[[ Data extract, beginning ]]

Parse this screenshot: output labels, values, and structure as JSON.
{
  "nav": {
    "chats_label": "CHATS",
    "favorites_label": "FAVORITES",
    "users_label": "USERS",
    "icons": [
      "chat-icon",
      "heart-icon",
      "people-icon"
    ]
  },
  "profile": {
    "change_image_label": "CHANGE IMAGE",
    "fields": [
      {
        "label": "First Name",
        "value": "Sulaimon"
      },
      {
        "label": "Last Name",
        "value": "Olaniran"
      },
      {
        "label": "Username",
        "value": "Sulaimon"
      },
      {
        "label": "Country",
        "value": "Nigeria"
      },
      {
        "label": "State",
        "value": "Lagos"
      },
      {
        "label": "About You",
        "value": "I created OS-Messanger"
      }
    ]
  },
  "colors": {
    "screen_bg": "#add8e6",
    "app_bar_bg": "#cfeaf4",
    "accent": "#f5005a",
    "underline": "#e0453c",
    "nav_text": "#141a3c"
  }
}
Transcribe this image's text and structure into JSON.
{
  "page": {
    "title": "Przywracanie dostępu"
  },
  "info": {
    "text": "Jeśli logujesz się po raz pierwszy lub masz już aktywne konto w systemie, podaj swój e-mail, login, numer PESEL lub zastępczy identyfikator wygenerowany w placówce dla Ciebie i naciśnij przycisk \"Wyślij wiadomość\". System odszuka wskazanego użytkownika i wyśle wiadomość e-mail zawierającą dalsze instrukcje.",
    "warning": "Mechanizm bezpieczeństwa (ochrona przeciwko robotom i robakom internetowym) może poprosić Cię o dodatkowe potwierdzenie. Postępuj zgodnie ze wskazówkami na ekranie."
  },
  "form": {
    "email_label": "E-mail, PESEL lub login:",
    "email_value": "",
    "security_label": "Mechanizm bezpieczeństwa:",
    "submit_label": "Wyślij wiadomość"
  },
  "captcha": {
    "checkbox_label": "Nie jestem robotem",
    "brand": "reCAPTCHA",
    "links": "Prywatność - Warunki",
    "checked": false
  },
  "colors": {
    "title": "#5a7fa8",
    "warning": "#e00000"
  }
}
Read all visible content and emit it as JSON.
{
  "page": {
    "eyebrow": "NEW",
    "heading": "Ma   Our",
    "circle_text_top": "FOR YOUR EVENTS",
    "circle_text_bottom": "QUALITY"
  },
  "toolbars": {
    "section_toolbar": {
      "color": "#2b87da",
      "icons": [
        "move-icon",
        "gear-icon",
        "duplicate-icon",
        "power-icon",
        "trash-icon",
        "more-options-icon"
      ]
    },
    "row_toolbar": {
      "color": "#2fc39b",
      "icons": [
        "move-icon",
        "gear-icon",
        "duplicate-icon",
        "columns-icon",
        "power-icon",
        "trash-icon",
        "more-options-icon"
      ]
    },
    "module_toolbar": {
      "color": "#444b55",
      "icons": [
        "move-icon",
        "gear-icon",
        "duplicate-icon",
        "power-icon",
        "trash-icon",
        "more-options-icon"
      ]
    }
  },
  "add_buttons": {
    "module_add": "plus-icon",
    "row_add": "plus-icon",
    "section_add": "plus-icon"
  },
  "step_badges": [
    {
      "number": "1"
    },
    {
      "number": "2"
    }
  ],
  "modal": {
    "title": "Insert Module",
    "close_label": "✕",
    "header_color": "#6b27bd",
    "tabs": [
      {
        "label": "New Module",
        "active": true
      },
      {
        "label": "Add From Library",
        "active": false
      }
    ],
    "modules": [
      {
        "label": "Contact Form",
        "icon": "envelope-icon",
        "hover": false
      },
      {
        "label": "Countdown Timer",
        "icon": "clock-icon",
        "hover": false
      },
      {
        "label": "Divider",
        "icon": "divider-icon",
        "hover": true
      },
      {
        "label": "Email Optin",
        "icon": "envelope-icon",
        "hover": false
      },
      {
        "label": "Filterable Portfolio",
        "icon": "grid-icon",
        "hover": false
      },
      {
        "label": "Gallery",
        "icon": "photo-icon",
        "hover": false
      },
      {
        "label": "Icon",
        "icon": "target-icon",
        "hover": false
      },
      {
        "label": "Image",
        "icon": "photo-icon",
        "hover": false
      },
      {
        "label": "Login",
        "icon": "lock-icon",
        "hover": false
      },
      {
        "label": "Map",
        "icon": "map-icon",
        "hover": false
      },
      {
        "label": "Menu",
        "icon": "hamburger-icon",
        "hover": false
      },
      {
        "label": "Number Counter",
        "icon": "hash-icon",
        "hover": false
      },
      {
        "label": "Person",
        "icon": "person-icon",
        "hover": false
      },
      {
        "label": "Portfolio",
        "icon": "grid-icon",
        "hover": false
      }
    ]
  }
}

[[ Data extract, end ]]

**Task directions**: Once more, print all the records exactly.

**Task output**:
Parse this screenshot: output labels, values, and structure as JSON.
{
  "nav": {
    "chats_label": "CHATS",
    "favorites_label": "FAVORITES",
    "users_label": "USERS",
    "icons": [
      "chat-icon",
      "heart-icon",
      "people-icon"
    ]
  },
  "profile": {
    "change_image_label": "CHANGE IMAGE",
    "fields": [
      {
        "label": "First Name",
        "value": "Sulaimon"
      },
      {
        "label": "Last Name",
        "value": "Olaniran"
      },
      {
        "label": "Username",
        "value": "Sulaimon"
      },
      {
        "label": "Country",
        "value": "Nigeria"
      },
      {
        "label": "State",
        "value": "Lagos"
      },
      {
        "label": "About You",
        "value": "I created OS-Messanger"
      }
    ]
  },
  "colors": {
    "screen_bg": "#add8e6",
    "app_bar_bg": "#cfeaf4",
    "accent": "#f5005a",
    "underline": "#e0453c",
    "nav_text": "#141a3c"
  }
}
Transcribe this image's text and structure into JSON.
{
  "page": {
    "title": "Przywracanie dostępu"
  },
  "info": {
    "text": "Jeśli logujesz się po raz pierwszy lub masz już aktywne konto w systemie, podaj swój e-mail, login, numer PESEL lub zastępczy identyfikator wygenerowany w placówce dla Ciebie i naciśnij przycisk \"Wyślij wiadomość\". System odszuka wskazanego użytkownika i wyśle wiadomość e-mail zawierającą dalsze instrukcje.",
    "warning": "Mechanizm bezpieczeństwa (ochrona przeciwko robotom i robakom internetowym) może poprosić Cię o dodatkowe potwierdzenie. Postępuj zgodnie ze wskazówkami na ekranie."
  },
  "form": {
    "email_label": "E-mail, PESEL lub login:",
    "email_value": "",
    "security_label": "Mechanizm bezpieczeństwa:",
    "submit_label": "Wyślij wiadomość"
  },
  "captcha": {
    "checkbox_label": "Nie jestem robotem",
    "brand": "reCAPTCHA",
    "links": "Prywatność - Warunki",
    "checked": false
  },
  "colors": {
    "title": "#5a7fa8",
    "warning": "#e00000"
  }
}
Read all visible content and emit it as JSON.
{
  "page": {
    "eyebrow": "NEW",
    "heading": "Ma   Our",
    "circle_text_top": "FOR YOUR EVENTS",
    "circle_text_bottom": "QUALITY"
  },
  "toolbars": {
    "section_toolbar": {
      "color": "#2b87da",
      "icons": [
        "move-icon",
        "gear-icon",
        "duplicate-icon",
        "power-icon",
        "trash-icon",
        "more-options-icon"
      ]
    },
    "row_toolbar": {
      "color": "#2fc39b",
      "icons": [
        "move-icon",
        "gear-icon",
        "duplicate-icon",
        "columns-icon",
        "power-icon",
        "trash-icon",
        "more-options-icon"
      ]
    },
    "module_toolbar": {
      "color": "#444b55",
      "icons": [
        "move-icon",
        "gear-icon",
        "duplicate-icon",
        "power-icon",
        "trash-icon",
        "more-options-icon"
      ]
    }
  },
  "add_buttons": {
    "module_add": "plus-icon",
    "row_add": "plus-icon",
    "section_add": "plus-icon"
  },
  "step_badges": [
    {
      "number": "1"
    },
    {
      "number": "2"
    }
  ],
  "modal": {
    "title": "Insert Module",
    "close_label": "✕",
    "header_color": "#6b27bd",
    "tabs": [
      {
        "label": "New Module",
        "active": true
      },
      {
        "label": "Add From Library",
        "active": false
      }
    ],
    "modules": [
      {
        "label": "Contact Form",
        "icon": "envelope-icon",
        "hover": false
      },
      {
        "label": "Countdown Timer",
        "icon": "clock-icon",
        "hover": false
      },
      {
        "label": "Divider",
        "icon": "divider-icon",
        "hover": true
      },
      {
        "label": "Email Optin",
        "icon": "envelope-icon",
        "hover": false
      },
      {
        "label": "Filterable Portfolio",
        "icon": "grid-icon",
        "hover": false
      },
      {
        "label": "Gallery",
        "icon": "photo-icon",
        "hover": false
      },
      {
        "label": "Icon",
        "icon": "target-icon",
        "hover": false
      },
      {
        "label": "Image",
        "icon": "photo-icon",
        "hover": false
      },
      {
        "label": "Login",
        "icon": "lock-icon",
        "hover": false
      },
      {
        "label": "Map",
        "icon": "map-icon",
        "hover": false
      },
      {
        "label": "Menu",
        "icon": "hamburger-icon",
        "hover": false
      },
      {
        "label": "Number Counter",
        "icon": "hash-icon",
        "hover": false
      },
      {
        "label": "Person",
        "icon": "person-icon",
        "hover": false
      },
      {
        "label": "Portfolio",
        "icon": "grid-icon",
        "hover": false
      }
    ]
  }
}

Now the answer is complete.